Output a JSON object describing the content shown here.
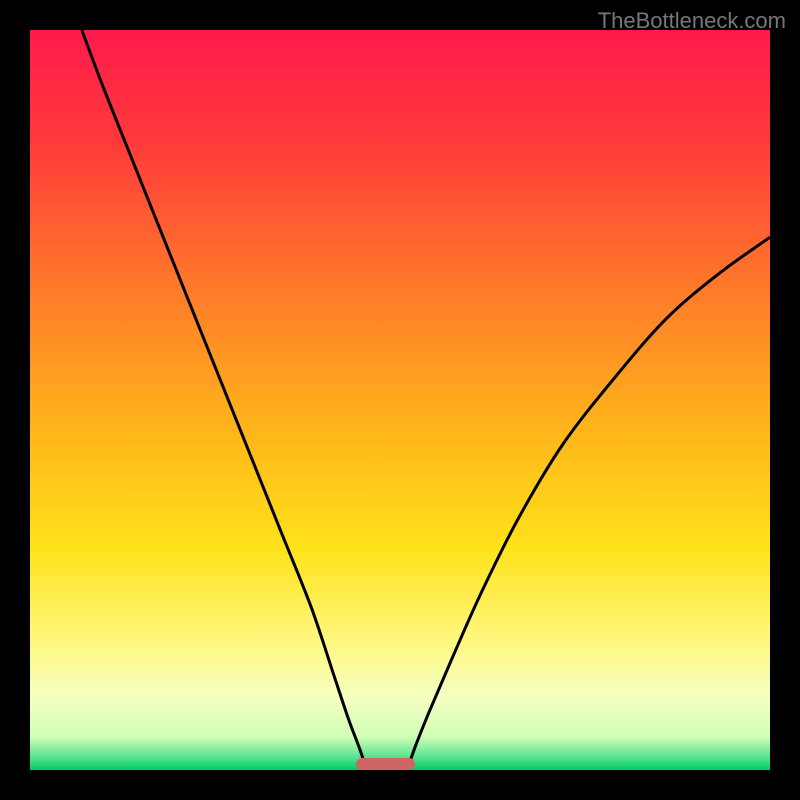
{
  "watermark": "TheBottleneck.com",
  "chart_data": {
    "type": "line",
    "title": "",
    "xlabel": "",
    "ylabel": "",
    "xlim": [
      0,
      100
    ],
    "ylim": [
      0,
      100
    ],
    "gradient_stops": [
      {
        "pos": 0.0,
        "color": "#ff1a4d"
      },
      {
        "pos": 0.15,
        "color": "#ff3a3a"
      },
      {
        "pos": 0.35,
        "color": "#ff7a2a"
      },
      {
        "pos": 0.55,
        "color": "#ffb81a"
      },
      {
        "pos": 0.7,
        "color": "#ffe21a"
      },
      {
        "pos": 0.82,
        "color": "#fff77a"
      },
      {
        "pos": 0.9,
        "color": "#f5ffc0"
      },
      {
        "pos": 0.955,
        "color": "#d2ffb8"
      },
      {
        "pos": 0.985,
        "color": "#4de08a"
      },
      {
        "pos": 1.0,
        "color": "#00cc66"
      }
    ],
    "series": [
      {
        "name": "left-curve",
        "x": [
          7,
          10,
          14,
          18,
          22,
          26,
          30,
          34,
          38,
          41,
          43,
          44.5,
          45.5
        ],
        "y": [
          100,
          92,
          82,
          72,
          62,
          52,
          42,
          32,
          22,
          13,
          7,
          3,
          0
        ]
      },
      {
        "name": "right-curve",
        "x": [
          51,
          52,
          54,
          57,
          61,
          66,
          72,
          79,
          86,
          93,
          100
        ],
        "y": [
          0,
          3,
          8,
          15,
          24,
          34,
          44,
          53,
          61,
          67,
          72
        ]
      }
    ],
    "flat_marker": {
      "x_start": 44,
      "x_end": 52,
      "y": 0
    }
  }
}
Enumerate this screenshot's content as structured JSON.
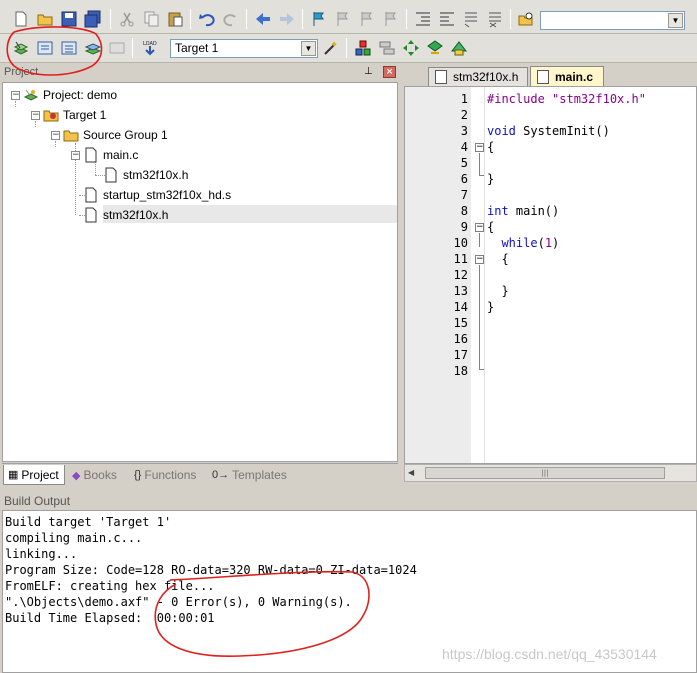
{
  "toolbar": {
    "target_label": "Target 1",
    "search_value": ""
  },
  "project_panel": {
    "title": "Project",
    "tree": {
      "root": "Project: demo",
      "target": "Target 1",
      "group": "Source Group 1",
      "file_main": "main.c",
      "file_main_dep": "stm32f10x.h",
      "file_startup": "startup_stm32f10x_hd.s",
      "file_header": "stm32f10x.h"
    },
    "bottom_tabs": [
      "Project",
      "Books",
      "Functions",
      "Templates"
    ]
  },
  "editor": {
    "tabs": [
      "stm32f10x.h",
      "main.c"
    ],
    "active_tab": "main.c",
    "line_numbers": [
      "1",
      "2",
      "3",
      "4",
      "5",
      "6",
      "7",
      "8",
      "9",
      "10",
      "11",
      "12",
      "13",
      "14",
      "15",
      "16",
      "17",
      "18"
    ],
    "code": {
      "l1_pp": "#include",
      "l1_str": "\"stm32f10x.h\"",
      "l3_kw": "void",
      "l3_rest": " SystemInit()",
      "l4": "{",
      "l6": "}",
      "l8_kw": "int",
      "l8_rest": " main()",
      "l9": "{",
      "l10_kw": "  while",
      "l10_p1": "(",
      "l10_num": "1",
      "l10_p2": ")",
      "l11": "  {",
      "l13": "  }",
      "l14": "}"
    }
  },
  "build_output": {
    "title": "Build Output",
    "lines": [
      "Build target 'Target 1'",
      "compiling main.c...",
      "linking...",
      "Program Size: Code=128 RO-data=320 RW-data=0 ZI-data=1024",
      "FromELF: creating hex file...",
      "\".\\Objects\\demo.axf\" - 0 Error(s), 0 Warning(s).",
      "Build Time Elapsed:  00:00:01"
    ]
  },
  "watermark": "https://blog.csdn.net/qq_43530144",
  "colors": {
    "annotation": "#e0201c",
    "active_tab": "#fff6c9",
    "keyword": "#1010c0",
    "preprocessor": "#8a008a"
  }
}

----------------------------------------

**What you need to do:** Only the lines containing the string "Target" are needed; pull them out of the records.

**Answer to the problem:**
    "target_label": "Target 1",
      "target": "Target 1",
      "Build target 'Target 1'",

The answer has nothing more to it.